Thu Oct 11, 2018 9:44 am
rkhusky wrote:
Thu Oct 11, 2018 7:26 am
If you are paying 22% to do a Roth conversion, the only way to come out ahead is if your marginal rate when withdrawing from your tIRA would be greater than 22%. It doesn't matter what the market had done or will do. (caveat - if you are maxing all tax advantaged accounts, then you come out ahead if your marginal tIRA withdrawal rate is approximately greater than 17%)
Now that I have time to do the math, I don’t think it works realistically.

Example:
Day 1, I have \$100k in tIRA.
Day 2, the market drops 18%. I convert to Roth on the \$82k that the tIRA is now worth. I have an ~ \$18k tax bill since I’m in the 22% tax bracket.
Day 3 I withdraw the \$18k to pay the tax bill, leaving about \$64k in the market which stayed flat that day.
Day 4 I pray the market goes up 56.25% sometime in the near future to get me back to \$100k.

Not a great plan methinks.
Are you saying don't do Roth conversions at all? Or don't keep your IRAs in the market?

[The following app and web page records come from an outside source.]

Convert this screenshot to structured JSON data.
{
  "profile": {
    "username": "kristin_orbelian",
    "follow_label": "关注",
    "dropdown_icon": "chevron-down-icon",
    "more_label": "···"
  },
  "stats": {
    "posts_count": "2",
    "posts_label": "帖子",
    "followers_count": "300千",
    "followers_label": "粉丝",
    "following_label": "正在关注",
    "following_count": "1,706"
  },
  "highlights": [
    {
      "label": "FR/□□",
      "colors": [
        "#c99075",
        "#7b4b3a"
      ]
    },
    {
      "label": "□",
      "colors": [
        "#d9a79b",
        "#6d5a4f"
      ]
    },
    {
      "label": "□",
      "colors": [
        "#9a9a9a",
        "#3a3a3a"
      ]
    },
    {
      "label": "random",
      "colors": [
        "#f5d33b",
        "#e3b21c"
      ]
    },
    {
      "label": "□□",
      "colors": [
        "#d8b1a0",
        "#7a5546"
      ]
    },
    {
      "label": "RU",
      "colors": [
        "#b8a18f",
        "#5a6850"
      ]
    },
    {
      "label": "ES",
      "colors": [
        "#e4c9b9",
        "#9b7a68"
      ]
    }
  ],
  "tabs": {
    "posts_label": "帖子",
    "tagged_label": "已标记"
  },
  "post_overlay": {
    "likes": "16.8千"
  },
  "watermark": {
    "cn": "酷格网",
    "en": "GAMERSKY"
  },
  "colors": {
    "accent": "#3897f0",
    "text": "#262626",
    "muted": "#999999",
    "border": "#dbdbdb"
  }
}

A huge premise of Bogleheads is that the market is always trending g up in our lifetimes. If we did not believe that, we'd hold fixed income only in our IRA accounts, and OP would not have posted his question. OP clearly believes in market recovery. YMMV.

Suppose OP never converts the funds to Roth. He won't get the whole 100K when he takes the money out; he has to pay tax at whatever his marginal rate is at the time. To break even, he only needs his Roth to recover to its former value less whatever tax he would pay at withdrawal time. If we had a time frame (which OP has not provided) we could fudge a bit for the time value of money, but I think you get my point. In a t-IRA, the balance may be B, but you share that balance with Uncle Sam.
He that loveth silver shall not be satisfied with silver; nor he that loveth abundance with increase: this is also vanity. Ecclesiastes 1:8